Every time there is a new allegation of abuse in the church, I catch my breath. The problem with trauma is that it’s always there, under your skin, re-living in the experiences of others. I do this work both as a trauma survivor and a daughter, of a pastor and of evangelicalism. I remember my … Continue reading Abuse Survivors need Church Leaders to Do More than “Apologize”
What continues to contribute to the separated black and white Church is not just the race conversation but also how each Church experiences God in their racial and social experience. For each of these churches, it’s more than race; it’s the existential experience as well. In 2016, I held two simultaneous pastorships at the same … Continue reading The White Church Must Move Beyond Performative Justice

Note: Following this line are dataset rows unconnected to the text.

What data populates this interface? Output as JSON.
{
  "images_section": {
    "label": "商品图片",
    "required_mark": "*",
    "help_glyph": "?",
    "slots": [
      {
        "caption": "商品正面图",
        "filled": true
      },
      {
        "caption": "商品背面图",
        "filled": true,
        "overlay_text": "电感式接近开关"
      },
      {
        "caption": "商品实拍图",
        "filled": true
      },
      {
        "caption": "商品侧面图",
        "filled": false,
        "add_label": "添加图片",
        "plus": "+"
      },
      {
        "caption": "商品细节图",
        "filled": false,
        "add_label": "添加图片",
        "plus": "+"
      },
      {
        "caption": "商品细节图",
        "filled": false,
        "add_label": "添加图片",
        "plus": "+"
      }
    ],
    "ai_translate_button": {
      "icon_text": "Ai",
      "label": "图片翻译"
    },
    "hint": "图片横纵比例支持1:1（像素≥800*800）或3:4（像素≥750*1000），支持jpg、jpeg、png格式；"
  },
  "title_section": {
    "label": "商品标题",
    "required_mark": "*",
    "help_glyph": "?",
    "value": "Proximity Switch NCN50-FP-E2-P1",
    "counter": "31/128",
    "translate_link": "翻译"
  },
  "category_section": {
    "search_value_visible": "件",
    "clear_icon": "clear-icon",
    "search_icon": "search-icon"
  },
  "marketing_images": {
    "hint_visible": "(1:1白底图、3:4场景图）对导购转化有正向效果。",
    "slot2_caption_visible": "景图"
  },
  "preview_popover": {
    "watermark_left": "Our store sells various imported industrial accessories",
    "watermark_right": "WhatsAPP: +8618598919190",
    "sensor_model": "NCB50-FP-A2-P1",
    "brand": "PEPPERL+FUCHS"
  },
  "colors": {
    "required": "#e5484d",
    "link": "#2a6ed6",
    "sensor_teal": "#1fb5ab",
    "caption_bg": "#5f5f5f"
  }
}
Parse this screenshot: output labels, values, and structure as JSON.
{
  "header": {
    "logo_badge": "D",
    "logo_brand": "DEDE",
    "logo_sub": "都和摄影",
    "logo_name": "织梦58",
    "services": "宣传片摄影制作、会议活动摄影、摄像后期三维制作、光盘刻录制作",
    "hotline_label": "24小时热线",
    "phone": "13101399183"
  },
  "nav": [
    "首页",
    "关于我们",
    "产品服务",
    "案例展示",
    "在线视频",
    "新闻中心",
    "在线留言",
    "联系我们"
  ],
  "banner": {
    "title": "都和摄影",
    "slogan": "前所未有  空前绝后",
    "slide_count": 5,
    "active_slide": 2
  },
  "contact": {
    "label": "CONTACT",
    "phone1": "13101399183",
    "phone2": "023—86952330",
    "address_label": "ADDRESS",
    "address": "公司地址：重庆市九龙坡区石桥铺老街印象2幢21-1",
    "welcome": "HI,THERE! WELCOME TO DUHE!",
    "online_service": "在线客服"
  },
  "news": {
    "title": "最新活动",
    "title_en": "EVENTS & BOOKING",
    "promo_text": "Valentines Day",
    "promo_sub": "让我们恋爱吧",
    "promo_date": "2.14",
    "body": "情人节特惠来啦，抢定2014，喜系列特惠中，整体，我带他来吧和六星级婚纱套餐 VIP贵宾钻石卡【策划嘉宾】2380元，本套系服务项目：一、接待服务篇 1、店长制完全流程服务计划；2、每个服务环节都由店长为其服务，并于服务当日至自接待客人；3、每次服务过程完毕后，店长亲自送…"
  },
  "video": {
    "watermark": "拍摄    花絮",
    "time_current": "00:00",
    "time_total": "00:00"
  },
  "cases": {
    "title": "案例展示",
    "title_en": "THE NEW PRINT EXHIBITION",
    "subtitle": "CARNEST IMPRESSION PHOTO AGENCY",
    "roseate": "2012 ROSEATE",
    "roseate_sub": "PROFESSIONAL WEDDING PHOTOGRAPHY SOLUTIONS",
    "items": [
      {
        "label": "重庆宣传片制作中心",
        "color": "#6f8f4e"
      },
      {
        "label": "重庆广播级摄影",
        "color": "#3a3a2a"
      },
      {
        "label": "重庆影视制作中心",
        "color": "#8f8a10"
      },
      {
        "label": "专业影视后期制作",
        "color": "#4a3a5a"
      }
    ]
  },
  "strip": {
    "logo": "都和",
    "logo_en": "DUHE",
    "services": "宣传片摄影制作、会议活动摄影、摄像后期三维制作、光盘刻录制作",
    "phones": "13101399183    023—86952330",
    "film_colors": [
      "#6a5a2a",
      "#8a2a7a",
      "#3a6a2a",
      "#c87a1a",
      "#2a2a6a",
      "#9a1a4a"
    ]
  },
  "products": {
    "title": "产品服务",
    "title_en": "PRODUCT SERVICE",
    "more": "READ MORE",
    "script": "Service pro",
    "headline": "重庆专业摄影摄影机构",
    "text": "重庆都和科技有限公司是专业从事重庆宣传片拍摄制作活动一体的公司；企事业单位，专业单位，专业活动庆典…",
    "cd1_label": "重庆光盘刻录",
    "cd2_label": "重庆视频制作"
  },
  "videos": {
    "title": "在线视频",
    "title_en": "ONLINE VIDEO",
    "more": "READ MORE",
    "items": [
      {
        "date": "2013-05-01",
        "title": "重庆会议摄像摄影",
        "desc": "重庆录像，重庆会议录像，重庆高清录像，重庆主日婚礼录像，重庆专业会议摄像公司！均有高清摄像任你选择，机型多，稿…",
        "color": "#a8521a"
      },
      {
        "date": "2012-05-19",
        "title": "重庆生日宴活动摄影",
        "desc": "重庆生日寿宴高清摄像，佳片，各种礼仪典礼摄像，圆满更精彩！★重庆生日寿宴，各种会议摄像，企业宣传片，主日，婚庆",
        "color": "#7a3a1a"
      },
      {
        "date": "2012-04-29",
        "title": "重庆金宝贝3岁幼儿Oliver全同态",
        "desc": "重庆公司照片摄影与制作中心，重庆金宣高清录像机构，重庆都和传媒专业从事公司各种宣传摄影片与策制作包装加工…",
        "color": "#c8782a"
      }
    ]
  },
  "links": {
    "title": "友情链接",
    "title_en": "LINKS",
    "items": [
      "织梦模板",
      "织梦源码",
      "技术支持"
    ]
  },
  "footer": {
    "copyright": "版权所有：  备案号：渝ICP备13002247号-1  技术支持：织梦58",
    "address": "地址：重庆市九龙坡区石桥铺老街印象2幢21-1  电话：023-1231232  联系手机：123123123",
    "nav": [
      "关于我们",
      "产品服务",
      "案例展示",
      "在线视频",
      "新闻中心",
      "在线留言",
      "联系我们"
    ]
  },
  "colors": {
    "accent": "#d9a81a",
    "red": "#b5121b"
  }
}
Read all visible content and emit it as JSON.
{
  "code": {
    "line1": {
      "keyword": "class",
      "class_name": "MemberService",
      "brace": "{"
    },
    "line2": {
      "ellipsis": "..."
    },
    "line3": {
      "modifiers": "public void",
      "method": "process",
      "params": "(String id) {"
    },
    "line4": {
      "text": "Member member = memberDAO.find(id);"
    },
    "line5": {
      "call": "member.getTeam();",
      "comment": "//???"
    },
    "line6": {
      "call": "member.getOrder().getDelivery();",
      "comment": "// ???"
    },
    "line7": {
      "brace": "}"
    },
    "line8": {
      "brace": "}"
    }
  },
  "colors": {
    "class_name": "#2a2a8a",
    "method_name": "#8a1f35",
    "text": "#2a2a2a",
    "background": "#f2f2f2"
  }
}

Little Black girls and Black boys collect indignities, large and small, as they navigate the cities and towns, the highways and backroads of these United States. Little boys see their blackness shift from cuteness to danger. Women find themselves pushed and pulled into sexual stereotypes that present them as objects of pleasure. As hips and … Continue reading Reading the Bible Through the Lens of Black Rage
Immediately after the Nov 6, 2020 election, many well meaning, but naive, predominantly white progressive religious leaders were advocating for “unity.” But Black and brown people knew better. We understood that unless Trump and his most ardent supporters were held accountable for the pain and suffering they caused, that things would only get worse. Most of … Continue reading I Refuse a Naive Unity with Christian White Supremacists.

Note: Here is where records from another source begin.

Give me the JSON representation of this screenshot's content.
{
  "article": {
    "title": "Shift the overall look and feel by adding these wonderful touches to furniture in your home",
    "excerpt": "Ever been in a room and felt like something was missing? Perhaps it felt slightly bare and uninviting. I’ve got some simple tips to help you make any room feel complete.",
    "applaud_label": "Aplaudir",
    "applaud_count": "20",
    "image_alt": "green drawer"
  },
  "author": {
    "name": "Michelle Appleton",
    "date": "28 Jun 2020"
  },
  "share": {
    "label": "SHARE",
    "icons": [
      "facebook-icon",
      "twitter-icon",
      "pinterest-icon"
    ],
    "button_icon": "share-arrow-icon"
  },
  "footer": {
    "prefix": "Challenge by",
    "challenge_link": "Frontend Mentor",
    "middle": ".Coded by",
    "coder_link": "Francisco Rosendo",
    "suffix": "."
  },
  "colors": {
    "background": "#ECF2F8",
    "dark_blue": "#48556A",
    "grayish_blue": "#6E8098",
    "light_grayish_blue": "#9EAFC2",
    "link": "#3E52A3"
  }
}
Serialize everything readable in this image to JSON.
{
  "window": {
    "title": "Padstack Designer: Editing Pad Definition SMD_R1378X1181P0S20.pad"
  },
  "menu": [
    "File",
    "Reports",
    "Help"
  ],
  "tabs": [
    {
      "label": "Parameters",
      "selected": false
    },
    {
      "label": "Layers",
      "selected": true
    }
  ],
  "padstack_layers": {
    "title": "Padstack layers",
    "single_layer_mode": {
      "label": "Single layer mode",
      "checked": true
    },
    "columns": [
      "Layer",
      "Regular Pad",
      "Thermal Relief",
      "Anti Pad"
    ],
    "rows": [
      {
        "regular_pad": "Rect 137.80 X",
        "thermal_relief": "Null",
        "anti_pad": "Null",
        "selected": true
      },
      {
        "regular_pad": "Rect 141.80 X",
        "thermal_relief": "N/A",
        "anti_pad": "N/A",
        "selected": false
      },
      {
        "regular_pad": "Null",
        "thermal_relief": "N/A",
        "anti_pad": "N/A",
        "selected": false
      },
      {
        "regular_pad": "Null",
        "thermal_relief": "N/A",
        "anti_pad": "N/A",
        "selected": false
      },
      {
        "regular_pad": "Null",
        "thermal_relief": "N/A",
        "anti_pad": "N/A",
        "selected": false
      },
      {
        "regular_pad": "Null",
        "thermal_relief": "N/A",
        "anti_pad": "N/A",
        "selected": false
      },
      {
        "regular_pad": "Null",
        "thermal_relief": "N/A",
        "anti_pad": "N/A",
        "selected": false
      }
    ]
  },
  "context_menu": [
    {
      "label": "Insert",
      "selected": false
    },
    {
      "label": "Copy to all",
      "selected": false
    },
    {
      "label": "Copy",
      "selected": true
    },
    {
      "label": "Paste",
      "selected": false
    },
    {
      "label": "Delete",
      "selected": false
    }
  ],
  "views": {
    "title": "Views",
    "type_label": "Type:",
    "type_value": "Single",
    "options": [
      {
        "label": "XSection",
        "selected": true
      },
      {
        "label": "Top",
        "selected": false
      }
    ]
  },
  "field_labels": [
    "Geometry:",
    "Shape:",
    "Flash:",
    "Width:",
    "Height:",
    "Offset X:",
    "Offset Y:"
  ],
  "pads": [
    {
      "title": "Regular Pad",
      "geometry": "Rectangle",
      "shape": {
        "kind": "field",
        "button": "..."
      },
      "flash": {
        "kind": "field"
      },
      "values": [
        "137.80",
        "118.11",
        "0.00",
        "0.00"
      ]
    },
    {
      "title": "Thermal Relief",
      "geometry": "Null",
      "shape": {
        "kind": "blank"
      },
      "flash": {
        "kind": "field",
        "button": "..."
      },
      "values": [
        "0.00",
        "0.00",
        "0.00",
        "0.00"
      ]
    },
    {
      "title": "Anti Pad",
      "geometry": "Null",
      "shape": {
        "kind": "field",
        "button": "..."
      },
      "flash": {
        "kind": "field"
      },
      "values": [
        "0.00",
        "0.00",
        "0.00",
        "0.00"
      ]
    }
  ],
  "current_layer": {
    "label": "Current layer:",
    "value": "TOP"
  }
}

I wouldn’t be here without the affirming voices of friends and loved ones challenging me when I say, “Black women don’t get to be sick.” “Black women don’t get to be sick.” so often feels like the song of our land. Today, I declare that as a lie from the pit of hell. And some … Continue reading Living Through Chronic Illness as a Black Woman
The idea was simple. We asked our church to set up a reparations fund in Reverend Jehu Jones’ name. Rev. Jehu Jones was a Black Lutheran Preacher from 1832-1851 who was never paid. We asked for $32K in reparations annually: the amount of the salary he was denied, adjusted for inflation. We considered this to … Continue reading Our Church Refused to Pay Reparations, So We Did It Ourselves